Outstanding, actually. When we canceled the Frankfurt show, within about a week we had decided we wanted to do something online, something a bit different. We created PlanetIMEX — the reaction was outstanding and it took us by surprise. People were so excited that we were trying something new and that we were trying to bring the community together and they really reacted well. On that first day, EduMonday Live, I logged on at 10:00 a.m. when Ray and I did our welcome. And there were people on from all over the world saying “hi” and they were doing selfies and posting on social media. It was an amazing buzz, actually, and really did bring people together.
Many people from all over world took part in the education, Brella [PlanetIMEX’s platform for one-on-one conversations], and business appointments, and the IMEX Run. It was a great success. We had one overriding kind of aim, which was to give a gift back to the community. And so we felt good about that, and we know that people really enjoyed it. We’ve had amazing feedback. Now we’re debriefing about that, working out what went well, what we’d like to improve, and how we could make it a little bit different and unique for IMEX America. What we’ll probably try to do is play with some of the formats a little bit more, try to experiment, and showcase what can be done online. We’ll be putting our efforts toward making sure that it’s really valuable for people.
Do you anticipate that you’ll be making digital a part of the live experience at future shows?

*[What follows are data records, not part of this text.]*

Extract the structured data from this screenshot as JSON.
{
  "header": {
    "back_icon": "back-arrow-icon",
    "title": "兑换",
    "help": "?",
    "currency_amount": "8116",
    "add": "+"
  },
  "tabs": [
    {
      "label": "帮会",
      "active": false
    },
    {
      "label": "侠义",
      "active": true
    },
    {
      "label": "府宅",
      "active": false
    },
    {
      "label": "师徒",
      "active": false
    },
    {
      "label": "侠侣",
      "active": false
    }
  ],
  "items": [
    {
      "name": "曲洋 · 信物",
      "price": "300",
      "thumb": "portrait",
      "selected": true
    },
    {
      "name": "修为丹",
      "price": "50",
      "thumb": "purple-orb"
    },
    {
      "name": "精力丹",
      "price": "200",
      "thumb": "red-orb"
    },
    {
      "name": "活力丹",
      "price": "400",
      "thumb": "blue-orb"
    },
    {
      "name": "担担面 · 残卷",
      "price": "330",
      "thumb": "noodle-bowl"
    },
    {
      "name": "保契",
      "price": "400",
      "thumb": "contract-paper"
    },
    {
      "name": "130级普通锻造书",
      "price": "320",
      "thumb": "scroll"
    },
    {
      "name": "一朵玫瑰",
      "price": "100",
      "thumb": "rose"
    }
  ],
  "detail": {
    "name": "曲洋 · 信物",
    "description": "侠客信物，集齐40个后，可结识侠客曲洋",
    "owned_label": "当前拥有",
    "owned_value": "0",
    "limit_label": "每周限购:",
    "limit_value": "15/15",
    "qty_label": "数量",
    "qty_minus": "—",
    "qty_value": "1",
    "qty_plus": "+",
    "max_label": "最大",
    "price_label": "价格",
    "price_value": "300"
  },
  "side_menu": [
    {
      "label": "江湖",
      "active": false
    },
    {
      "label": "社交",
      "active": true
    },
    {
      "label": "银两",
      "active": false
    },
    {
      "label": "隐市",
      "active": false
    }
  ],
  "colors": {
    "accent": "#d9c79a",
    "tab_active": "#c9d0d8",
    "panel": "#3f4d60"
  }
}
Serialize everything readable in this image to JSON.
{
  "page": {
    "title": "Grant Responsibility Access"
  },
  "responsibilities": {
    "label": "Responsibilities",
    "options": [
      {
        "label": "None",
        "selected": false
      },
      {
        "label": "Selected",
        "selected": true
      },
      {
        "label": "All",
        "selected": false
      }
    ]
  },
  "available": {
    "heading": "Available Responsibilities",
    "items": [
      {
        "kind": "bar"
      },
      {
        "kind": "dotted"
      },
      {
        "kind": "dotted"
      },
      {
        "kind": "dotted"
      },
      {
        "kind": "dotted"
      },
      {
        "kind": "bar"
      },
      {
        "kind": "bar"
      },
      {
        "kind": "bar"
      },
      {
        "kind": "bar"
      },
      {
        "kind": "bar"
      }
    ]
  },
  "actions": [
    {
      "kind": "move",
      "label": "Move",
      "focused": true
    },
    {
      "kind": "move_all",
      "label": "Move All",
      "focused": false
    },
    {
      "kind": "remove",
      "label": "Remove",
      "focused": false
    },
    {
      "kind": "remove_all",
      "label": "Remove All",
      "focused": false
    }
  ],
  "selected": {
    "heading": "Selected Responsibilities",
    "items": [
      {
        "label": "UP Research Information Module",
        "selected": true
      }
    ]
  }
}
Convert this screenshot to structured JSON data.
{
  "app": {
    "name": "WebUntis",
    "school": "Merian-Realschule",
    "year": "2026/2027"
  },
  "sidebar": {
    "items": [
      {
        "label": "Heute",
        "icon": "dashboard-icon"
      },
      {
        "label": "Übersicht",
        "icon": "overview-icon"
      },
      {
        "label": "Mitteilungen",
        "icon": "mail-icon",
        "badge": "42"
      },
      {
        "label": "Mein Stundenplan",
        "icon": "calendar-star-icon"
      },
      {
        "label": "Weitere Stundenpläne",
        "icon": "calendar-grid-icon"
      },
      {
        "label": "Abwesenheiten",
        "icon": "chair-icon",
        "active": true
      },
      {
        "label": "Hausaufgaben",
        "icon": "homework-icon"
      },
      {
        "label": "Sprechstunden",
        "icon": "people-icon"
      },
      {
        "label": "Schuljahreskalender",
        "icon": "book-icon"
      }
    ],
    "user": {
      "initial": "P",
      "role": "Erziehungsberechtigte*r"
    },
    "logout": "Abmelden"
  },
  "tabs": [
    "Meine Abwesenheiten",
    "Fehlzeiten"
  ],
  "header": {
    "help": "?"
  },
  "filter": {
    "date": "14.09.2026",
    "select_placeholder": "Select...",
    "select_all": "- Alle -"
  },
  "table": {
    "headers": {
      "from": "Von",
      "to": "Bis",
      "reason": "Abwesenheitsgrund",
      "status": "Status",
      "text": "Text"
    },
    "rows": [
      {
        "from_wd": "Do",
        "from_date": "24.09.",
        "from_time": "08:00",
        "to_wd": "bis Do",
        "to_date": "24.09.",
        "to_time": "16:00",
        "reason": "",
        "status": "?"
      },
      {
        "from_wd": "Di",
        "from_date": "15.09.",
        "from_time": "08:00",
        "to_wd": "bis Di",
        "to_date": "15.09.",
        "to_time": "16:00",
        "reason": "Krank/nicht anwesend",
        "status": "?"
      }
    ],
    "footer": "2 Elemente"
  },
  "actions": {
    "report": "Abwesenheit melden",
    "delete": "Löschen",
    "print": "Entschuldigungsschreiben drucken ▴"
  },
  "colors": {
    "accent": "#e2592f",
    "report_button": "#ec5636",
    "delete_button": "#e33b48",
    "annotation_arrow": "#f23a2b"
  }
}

I think this idea of some kind of hybrid event — honestly, PCMA’s Convening Leaders has been at the forefront of doing this for a number of years. These things aren’t new, but all of us have to look at how we can incorporate digital and hybrid into our events in a way that makes sense — whether for us that’s more focused on the content side versus the business appointments. Every one of us as an event organizer needs to look to what is at the center of our event, what’s its purpose, and if there’s any element that would benefit from both an online and in-person audience.

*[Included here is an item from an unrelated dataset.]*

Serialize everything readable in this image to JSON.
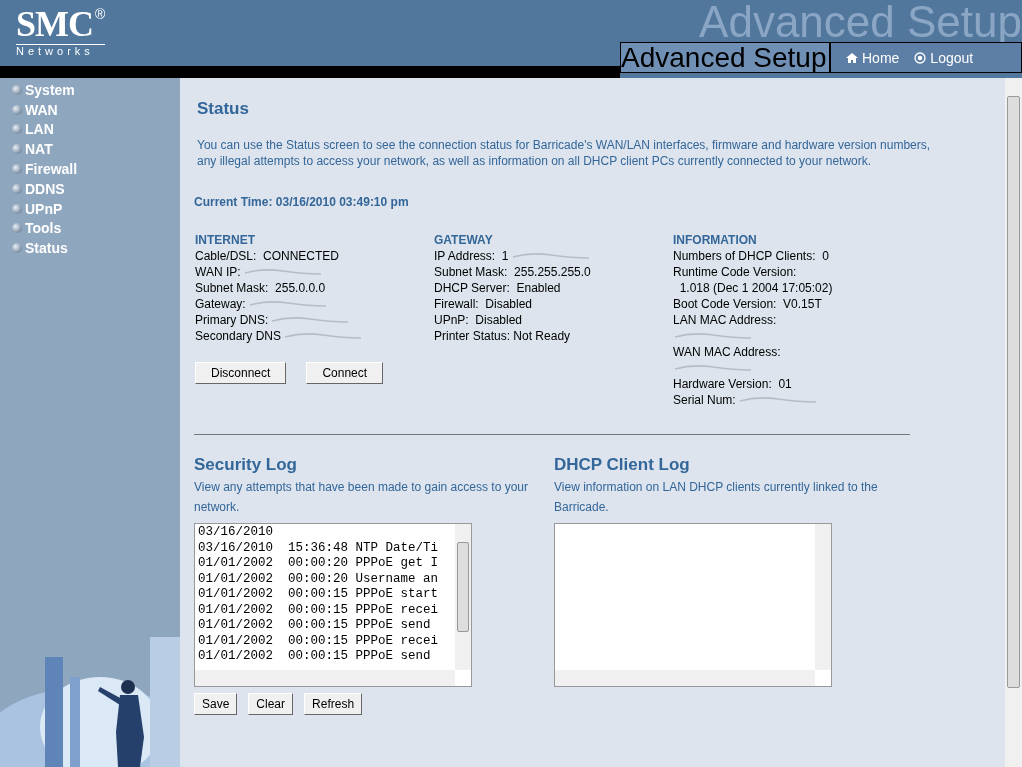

We have already started discussing that, but at this stage, it’s hard to say which part of it we might digitize. Certainly, we are still very focused on that live, in-person event because, if there’s one thing we have learned from PlanetIMEX, it’s that it’s hard to get that sort of engagement in the one-to-one interactions.
We had good number of one-to-one interactions, in the region of maybe 1,500, through the Brella product appointment system. We were pretty happy with that, but when you compare that to a live show where 70,000 appointments are made, and that doesn’t even count ad hoc meetings, it’s not comparable. That was our first outing with it, and I’m sure we could get better with that. But for me, that will be always an enhancement, not an “instead of.”